Sports wagering data from licensed vendors
Source: Massachusetts Gaming Commission

By comparison, retail sports betting brought in just over $210,000, which is fairly consistent with prior months. Clearly, online betting did not cannibalize retail’s market share. Some believed that online numbers from March would be an outlier due to the high volume of bets placed during the NCAA March Madness tournament and advertising slowing down, but the April numbers say otherwise. 

April has brought in impressive numbers, as online sports betting brought in over $11.5 million in tax revenue. Even though projections had the state making 60-70 million dollars in sport betting tax revenue per year, the Massachusetts Gaming Commission has reported over $20 million in revenue in just 52 days. These numbers aren’t likely to decline anytime soon, as more sites, like Fanatics, get licenses. This will likely add to the 950,000 sports betting accounts already created, as more and more citizens take advantage of this opportunity.

Sports wagering month over month
Source: Massachusetts Gaming Commission

Regulation has also been an area of concern for legislators, but the Mass Gaming Commission has ensured that sports betting regulation will be properly funded. With the legalization of sports betting in 2022, the Sports Wagering Control Fund was created. The fund was created to give the MGC the proper resources to regulate sports-betting online and in person, and it has collected over $5 million in fees, interest and licensing and permitting, according to MassOpenBooks. This fund will help ensure fair gaming practices, as well as making sure in-state gambling is done legally and bringing in tax revenue.

Sports Wagering Control Fund breakdown
Source: MassOpenBooks


Online sports betting has been operating in Massachusetts for just under three months, but the early numbers tell us that it will continue to grow. There may be a dip following the end of the Bruins’ and Celtics’ seasons, but expect the numbers to pick up in the fall when the Patriots’ and college football seasons start up.  Looking at Governor Baker’s and Speaker Mariano’s statements from 2022, the state can now see what it was missing out on before it tapped this novel source of tax revenue.
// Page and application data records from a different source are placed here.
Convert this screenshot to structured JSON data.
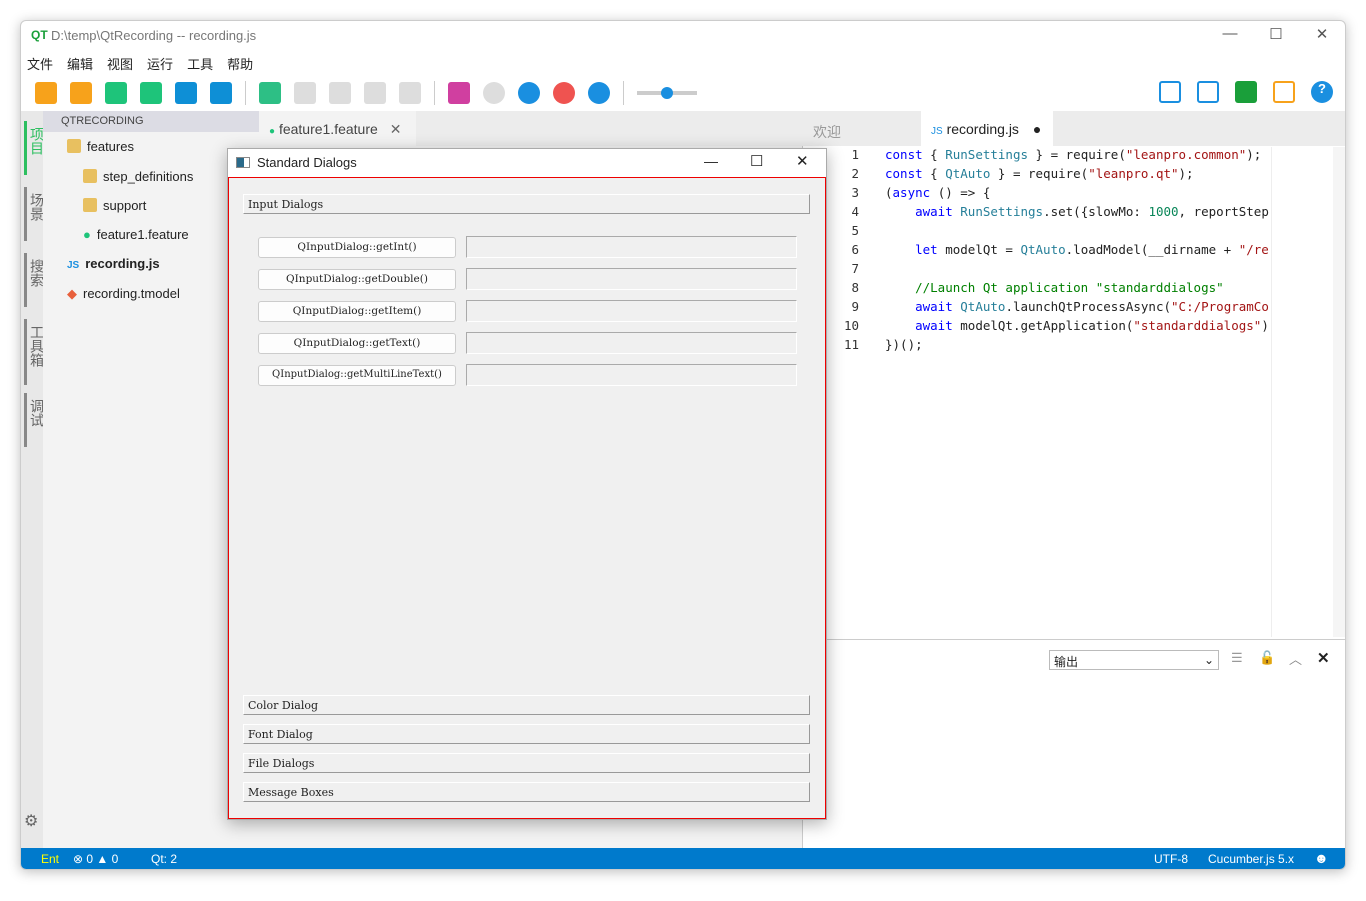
{
  "window": {
    "title": "D:\\temp\\QtRecording -- recording.js",
    "minimize": "—",
    "maximize": "☐",
    "close": "✕"
  },
  "menu": [
    "文件",
    "编辑",
    "视图",
    "运行",
    "工具",
    "帮助"
  ],
  "activity": [
    "项目",
    "场景",
    "搜索",
    "工具箱",
    "调试"
  ],
  "sidebar": {
    "header": "QTRECORDING",
    "items": [
      {
        "label": "features"
      },
      {
        "label": "step_definitions"
      },
      {
        "label": "support"
      },
      {
        "label": "feature1.feature"
      },
      {
        "label": "recording.js"
      },
      {
        "label": "recording.tmodel"
      }
    ]
  },
  "left_tabs": [
    {
      "label": "feature1.feature",
      "close": "✕"
    }
  ],
  "right_tabs": [
    {
      "label": "欢迎"
    },
    {
      "label": "recording.js",
      "badge": "JS",
      "modified": "●"
    }
  ],
  "code": {
    "line_numbers": [
      "1",
      "2",
      "3",
      "4",
      "5",
      "6",
      "7",
      "8",
      "9",
      "10",
      "11"
    ]
  },
  "output": {
    "select": "输出"
  },
  "status": {
    "mode": "Ent",
    "errors": "0",
    "warnings": "0",
    "qt": "Qt: 2",
    "encoding": "UTF-8",
    "framework": "Cucumber.js 5.x"
  },
  "dialog": {
    "title": "Standard Dialogs",
    "group": "Input Dialogs",
    "buttons": [
      "QInputDialog::getInt()",
      "QInputDialog::getDouble()",
      "QInputDialog::getItem()",
      "QInputDialog::getText()",
      "QInputDialog::getMultiLineText()"
    ],
    "sections": [
      "Color Dialog",
      "Font Dialog",
      "File Dialogs",
      "Message Boxes"
    ]
  },
  "colors": {
    "accent": "#007acc",
    "dialog_border": "#e00000"
  }
}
About the Author:

Teddy Wynn is a Roger Perry government transparency intern with the Pioneer Institute. He recently graduated from Hamilton College, earning a Bachelor’s degree in World Politics. Feel free to reach out via email, Linkedin, or write a letter to Pioneer’s Office in Boston.